Remember, tactics are supposed to reduce danger. The tactics these officers used placed them in MORE danger. That’s a mistake. Take a minute and think about the potential consequences of your actions before implementing your plan.
As for the mistakes that the homeowner made...
I fully understand the desire to protect oneself. But why open the door? Tactics are important for armed homeowners as well. Opening the door presents so many problems, even if you are armed. You could be walking right into an ambush. You may be facing more attackers than you know about. You are widening your threat field. All of these are bad.
Instead, keep your handgun ready and call the police. They will be eager to respond to reports of a suspicious knock at the door in the neighborhood where they are hunting a fugitive. Don’t put yourself in a position that worsens your chance for survival.

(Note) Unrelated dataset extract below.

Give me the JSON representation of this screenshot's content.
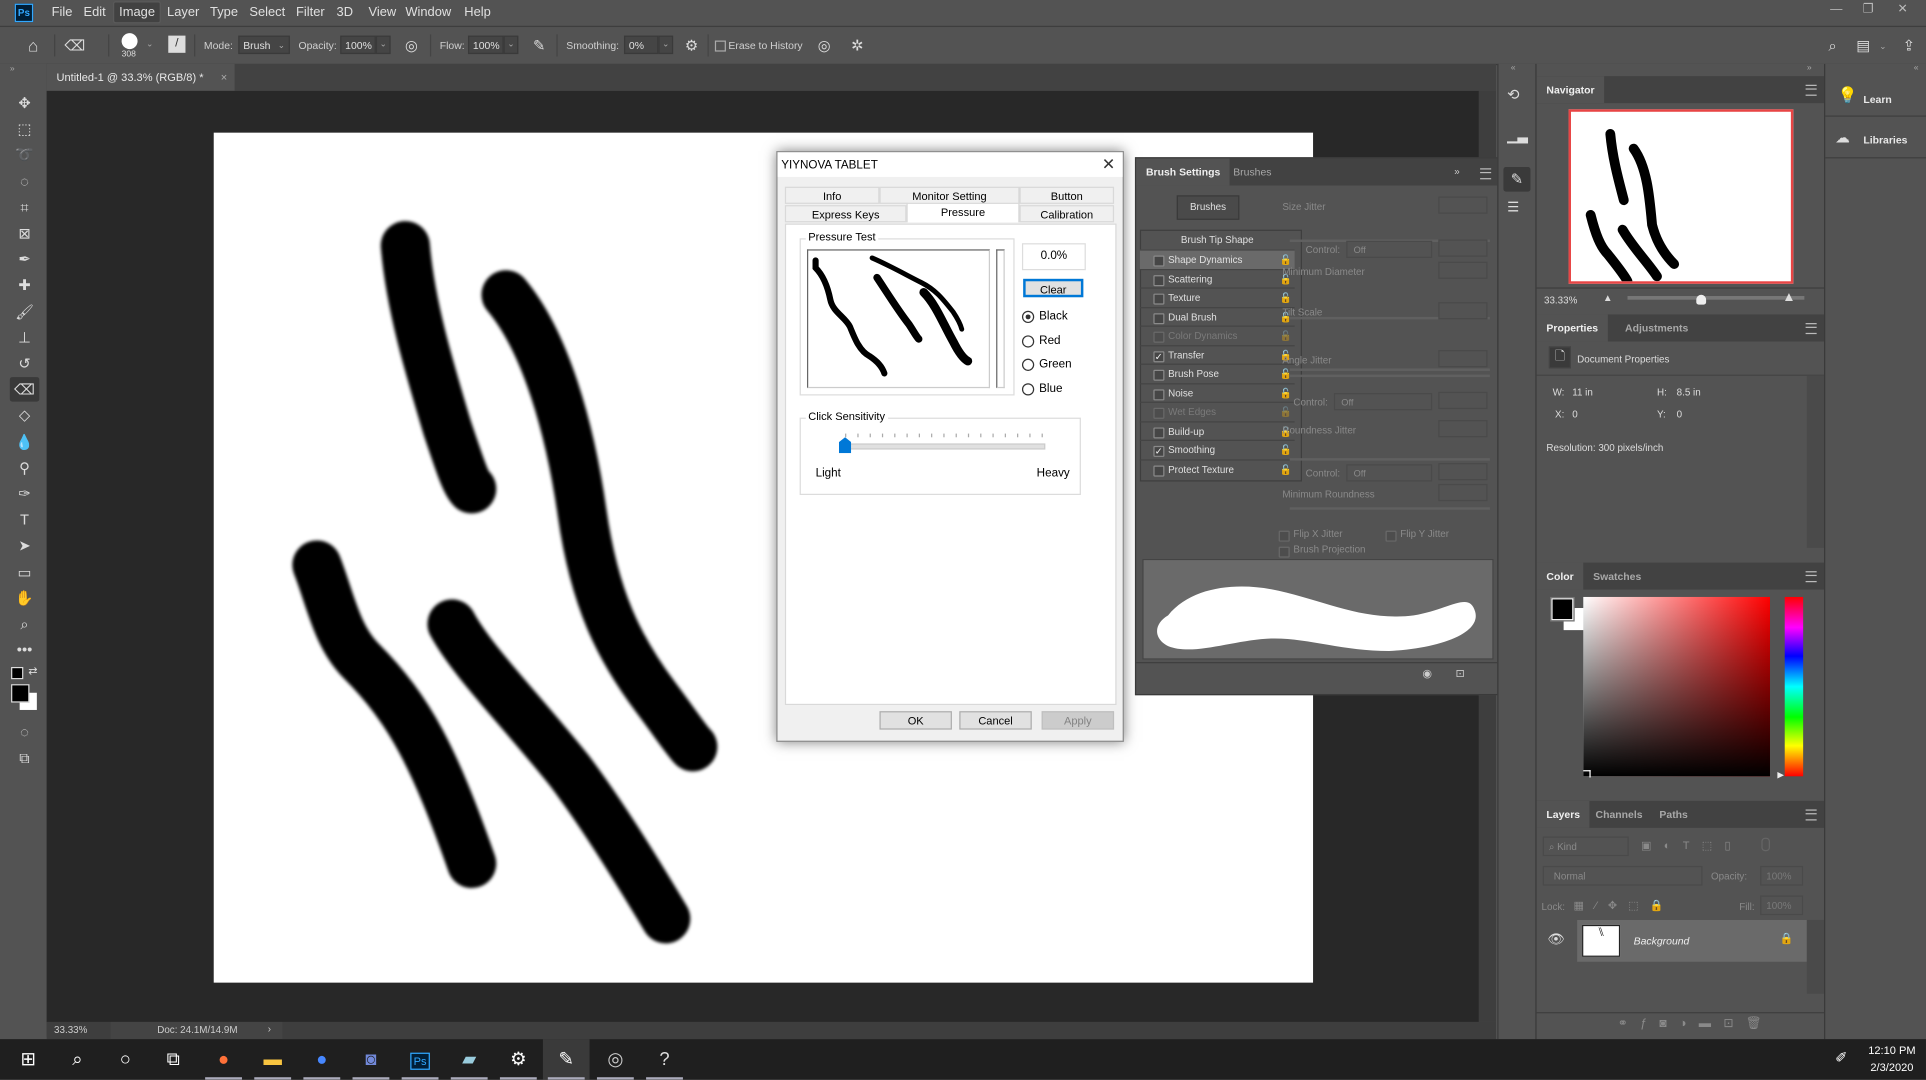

Armed citizens and cops should be working towards the same goal. We’re all on the same side. It would be smart for both groups to take a moment and think about how their potential actions could appear to the other.
Greg Ellifritz is a retired firearms and defensive tactics training officer for a central Ohio police department. He holds instructor or master instructor certifications in more than 75 different weapon systems, defensive tactics programs and police specialty areas. Greg has a master's degree in Public Policy and Management and is an instructor for both the Ohio Peace Officer's Training Academy and the Tactical Defense Institute.